EXERCISE GOAL
Lines with the string "title" are to be identified in the listing and copied.

GIVEN INFORMATION
····················
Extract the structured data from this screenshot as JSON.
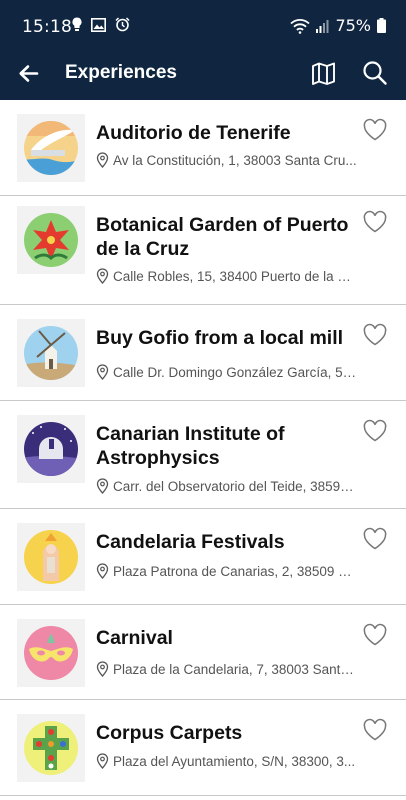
{
  "status_bar": {
    "time": "15:18",
    "battery": "75%",
    "icons": [
      "bulb-icon",
      "image-icon",
      "alarm-icon",
      "wifi-calling-icon",
      "signal-icon",
      "battery-icon"
    ]
  },
  "header": {
    "title": "Experiences",
    "back_icon": "arrow-left-icon",
    "map_icon": "map-icon",
    "search_icon": "search-icon",
    "background": "#0f2540"
  },
  "items": [
    {
      "title": "Auditorio de Tenerife",
      "address": "Av la Constitución, 1, 38003 Santa Cru...",
      "icon": "auditorium-icon"
    },
    {
      "title": "Botanical Garden of Puerto de la Cruz",
      "address": "Calle Robles, 15, 38400 Puerto de la Cr...",
      "icon": "flower-icon"
    },
    {
      "title": "Buy Gofio from a local mill",
      "address": "Calle Dr. Domingo González García, 5, ...",
      "icon": "windmill-icon"
    },
    {
      "title": "Canarian Institute of Astrophysics",
      "address": "Carr. del Observatorio del Teide, 38591...",
      "icon": "observatory-icon"
    },
    {
      "title": "Candelaria Festivals",
      "address": "Plaza Patrona de Canarias, 2, 38509 C...",
      "icon": "virgin-icon"
    },
    {
      "title": "Carnival",
      "address": "Plaza de la Candelaria, 7, 38003 Santa...",
      "icon": "carnival-mask-icon"
    },
    {
      "title": "Corpus Carpets",
      "address": "Plaza del Ayuntamiento, S/N, 38300, 3...",
      "icon": "flower-cross-icon"
    }
  ]
}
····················
ANSWER FOR THE TASK
    "title": "Experiences",
      "title": "Auditorio de Tenerife",
      "title": "Botanical Garden of Puerto de la Cruz",
      "title": "Buy Gofio from a local mill",
      "title": "Canarian Institute of Astrophysics",
      "title": "Candelaria Festivals",
      "title": "Carnival",
      "title": "Corpus Carpets",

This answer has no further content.